YOUR GOAL
In your copy, leave out the pictures; write out all the data exactly.

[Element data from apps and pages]
◇ ◇ ◇ ◇ ◇ ◇ ◇
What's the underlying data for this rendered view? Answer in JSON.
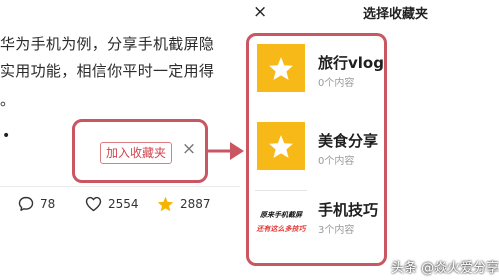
{
  "article": {
    "line1": "华为手机为例，分享手机截屏隐",
    "line2": "实用功能，相信你平时一定用得",
    "line3": "。",
    "bullet": "•"
  },
  "fav_popup": {
    "add_label": "加入收藏夹",
    "close_icon": "×"
  },
  "stats": {
    "comments": "78",
    "likes": "2554",
    "favorites": "2887"
  },
  "panel": {
    "close_icon": "×",
    "title": "选择收藏夹",
    "folders": [
      {
        "name": "旅行vlog",
        "count": "0个内容"
      },
      {
        "name": "美食分享",
        "count": "0个内容"
      },
      {
        "name": "手机技巧",
        "count": "3个内容",
        "thumb_line1": "原来手机截屏",
        "thumb_line2": "还有这么多技巧"
      }
    ]
  },
  "watermark": {
    "text": "头条 @焱火爱分享"
  },
  "colors": {
    "highlight": "#c95660",
    "folder_thumb": "#f7b917",
    "star": "#f5b400",
    "button_text": "#d2454f"
  }
}
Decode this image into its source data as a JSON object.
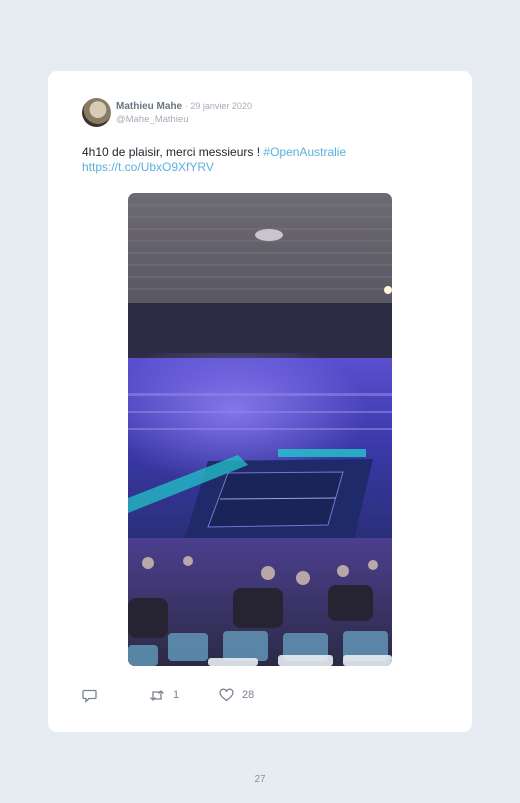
{
  "tweet": {
    "author_name": "Mathieu Mahe",
    "date": "· 29 janvier 2020",
    "handle": "@Mahe_Mathieu",
    "text": "4h10 de plaisir, merci messieurs ! ",
    "hashtag": "#OpenAustralie",
    "url": "https://t.co/UbxO9XfYRV",
    "media_alt": "tennis-arena-photo",
    "actions": {
      "reply_icon": "reply-icon",
      "retweet_icon": "retweet-icon",
      "retweet_count": "1",
      "like_icon": "heart-icon",
      "like_count": "28"
    }
  },
  "page": {
    "number": "27"
  },
  "colors": {
    "link": "#5ab0e0",
    "background": "#e7ebf2",
    "card": "#ffffff"
  }
}
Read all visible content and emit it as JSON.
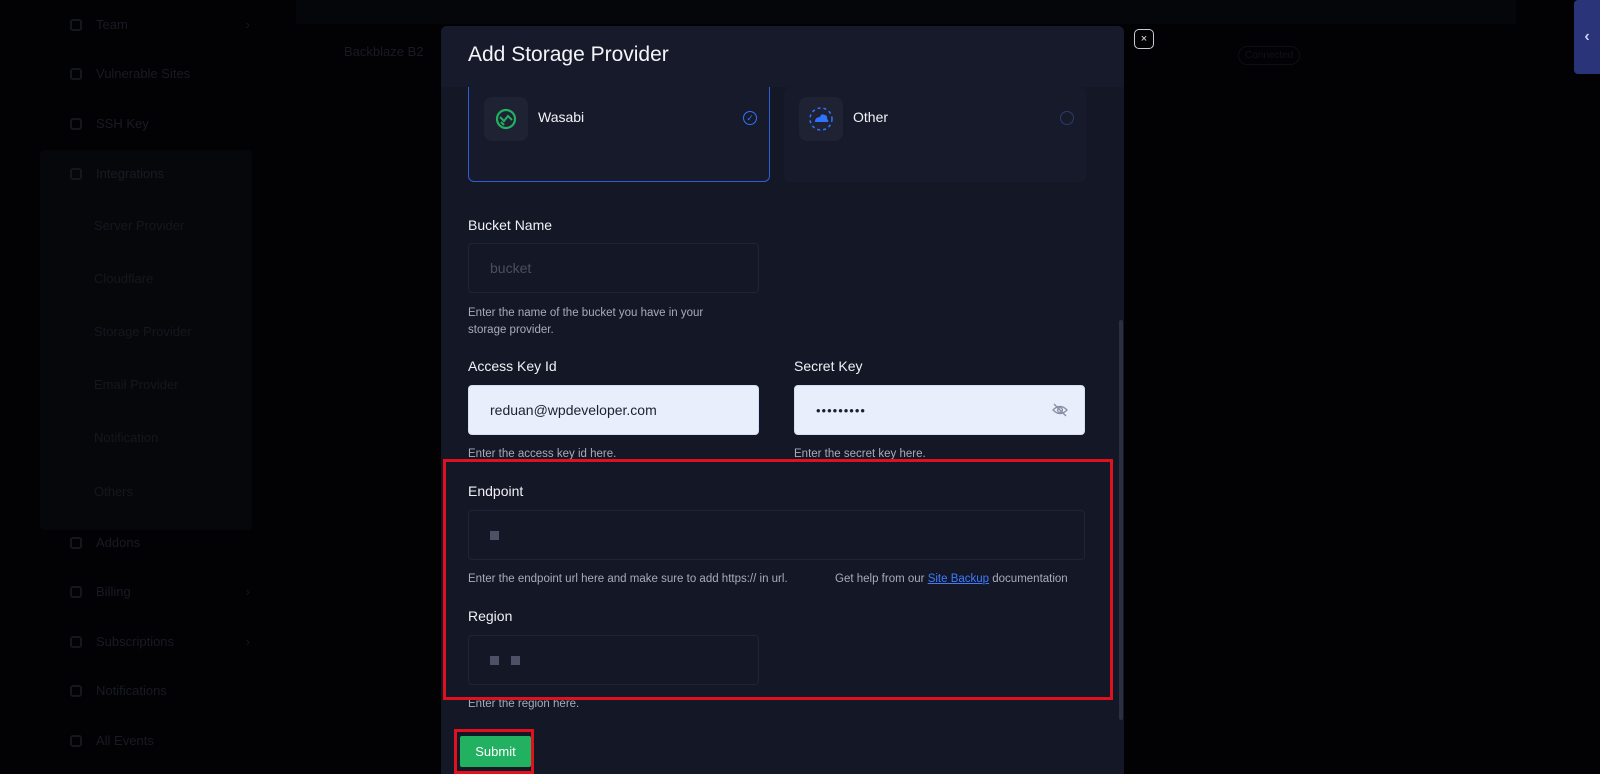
{
  "background": {
    "sidebar": {
      "items": [
        {
          "label": "Team"
        },
        {
          "label": "Vulnerable Sites"
        },
        {
          "label": "SSH Key"
        },
        {
          "label": "Integrations"
        }
      ],
      "integration_subitems": [
        "Server Provider",
        "Cloudflare",
        "Storage Provider",
        "Email Provider",
        "Notification",
        "Others"
      ],
      "lower_items": [
        {
          "label": "Addons"
        },
        {
          "label": "Billing"
        },
        {
          "label": "Subscriptions"
        },
        {
          "label": "Notifications"
        },
        {
          "label": "All Events"
        }
      ]
    },
    "table_row": {
      "name": "Backblaze B2",
      "status": "Connected"
    }
  },
  "modal": {
    "title": "Add Storage Provider",
    "providers": [
      {
        "name": "Wasabi",
        "selected": true,
        "icon": "wasabi-logo-icon",
        "color": "#22b061"
      },
      {
        "name": "Other",
        "selected": false,
        "icon": "cloud-icon",
        "color": "#2e73ff"
      }
    ],
    "bucket": {
      "label": "Bucket Name",
      "placeholder": "bucket",
      "help": "Enter the name of the bucket you have in your storage provider."
    },
    "access_key": {
      "label": "Access Key Id",
      "value": "reduan@wpdeveloper.com",
      "help": "Enter the access key id here."
    },
    "secret_key": {
      "label": "Secret Key",
      "value": "•••••••••",
      "help": "Enter the secret key here."
    },
    "endpoint": {
      "label": "Endpoint",
      "help": "Enter the endpoint url here and make sure to add https:// in url.",
      "help_prefix": "Get help from our",
      "help_link": "Site Backup",
      "help_suffix": "documentation"
    },
    "region": {
      "label": "Region",
      "help": "Enter the region here."
    },
    "submit_label": "Submit"
  },
  "colors": {
    "accent": "#2e73ff",
    "submit": "#22b061",
    "highlight": "#e0111f"
  }
}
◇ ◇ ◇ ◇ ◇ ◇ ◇
OUTPUT FOR THIS TASK
What's the underlying data for this rendered view? Answer in JSON.
{
  "article": {
    "line1": "华为手机为例，分享手机截屏隐",
    "line2": "实用功能，相信你平时一定用得",
    "line3": "。",
    "bullet": "•"
  },
  "fav_popup": {
    "add_label": "加入收藏夹",
    "close_icon": "×"
  },
  "stats": {
    "comments": "78",
    "likes": "2554",
    "favorites": "2887"
  },
  "panel": {
    "close_icon": "×",
    "title": "选择收藏夹",
    "folders": [
      {
        "name": "旅行vlog",
        "count": "0个内容"
      },
      {
        "name": "美食分享",
        "count": "0个内容"
      },
      {
        "name": "手机技巧",
        "count": "3个内容",
        "thumb_line1": "原来手机截屏",
        "thumb_line2": "还有这么多技巧"
      }
    ]
  },
  "watermark": {
    "text": "头条 @焱火爱分享"
  },
  "colors": {
    "highlight": "#c95660",
    "folder_thumb": "#f7b917",
    "star": "#f5b400",
    "button_text": "#d2454f"
  }
}
Decode this image into its source data as a JSON object.
{
  "tweet": {
    "author_name": "Mathieu Mahe",
    "date": "· 29 janvier 2020",
    "handle": "@Mahe_Mathieu",
    "text": "4h10 de plaisir, merci messieurs ! ",
    "hashtag": "#OpenAustralie",
    "url": "https://t.co/UbxO9XfYRV",
    "media_alt": "tennis-arena-photo",
    "actions": {
      "reply_icon": "reply-icon",
      "retweet_icon": "retweet-icon",
      "retweet_count": "1",
      "like_icon": "heart-icon",
      "like_count": "28"
    }
  },
  "page": {
    "number": "27"
  },
  "colors": {
    "link": "#5ab0e0",
    "background": "#e7ebf2",
    "card": "#ffffff"
  }
}
Read all visible content and emit it as JSON.
{
  "background": {
    "sidebar": {
      "items": [
        {
          "label": "Team"
        },
        {
          "label": "Vulnerable Sites"
        },
        {
          "label": "SSH Key"
        },
        {
          "label": "Integrations"
        }
      ],
      "integration_subitems": [
        "Server Provider",
        "Cloudflare",
        "Storage Provider",
        "Email Provider",
        "Notification",
        "Others"
      ],
      "lower_items": [
        {
          "label": "Addons"
        },
        {
          "label": "Billing"
        },
        {
          "label": "Subscriptions"
        },
        {
          "label": "Notifications"
        },
        {
          "label": "All Events"
        }
      ]
    },
    "table_row": {
      "name": "Backblaze B2",
      "status": "Connected"
    }
  },
  "modal": {
    "title": "Add Storage Provider",
    "providers": [
      {
        "name": "Wasabi",
        "selected": true,
        "icon": "wasabi-logo-icon",
        "color": "#22b061"
      },
      {
        "name": "Other",
        "selected": false,
        "icon": "cloud-icon",
        "color": "#2e73ff"
      }
    ],
    "bucket": {
      "label": "Bucket Name",
      "placeholder": "bucket",
      "help": "Enter the name of the bucket you have in your storage provider."
    },
    "access_key": {
      "label": "Access Key Id",
      "value": "reduan@wpdeveloper.com",
      "help": "Enter the access key id here."
    },
    "secret_key": {
      "label": "Secret Key",
      "value": "•••••••••",
      "help": "Enter the secret key here."
    },
    "endpoint": {
      "label": "Endpoint",
      "help": "Enter the endpoint url here and make sure to add https:// in url.",
      "help_prefix": "Get help from our",
      "help_link": "Site Backup",
      "help_suffix": "documentation"
    },
    "region": {
      "label": "Region",
      "help": "Enter the region here."
    },
    "submit_label": "Submit"
  },
  "colors": {
    "accent": "#2e73ff",
    "submit": "#22b061",
    "highlight": "#e0111f"
  }
}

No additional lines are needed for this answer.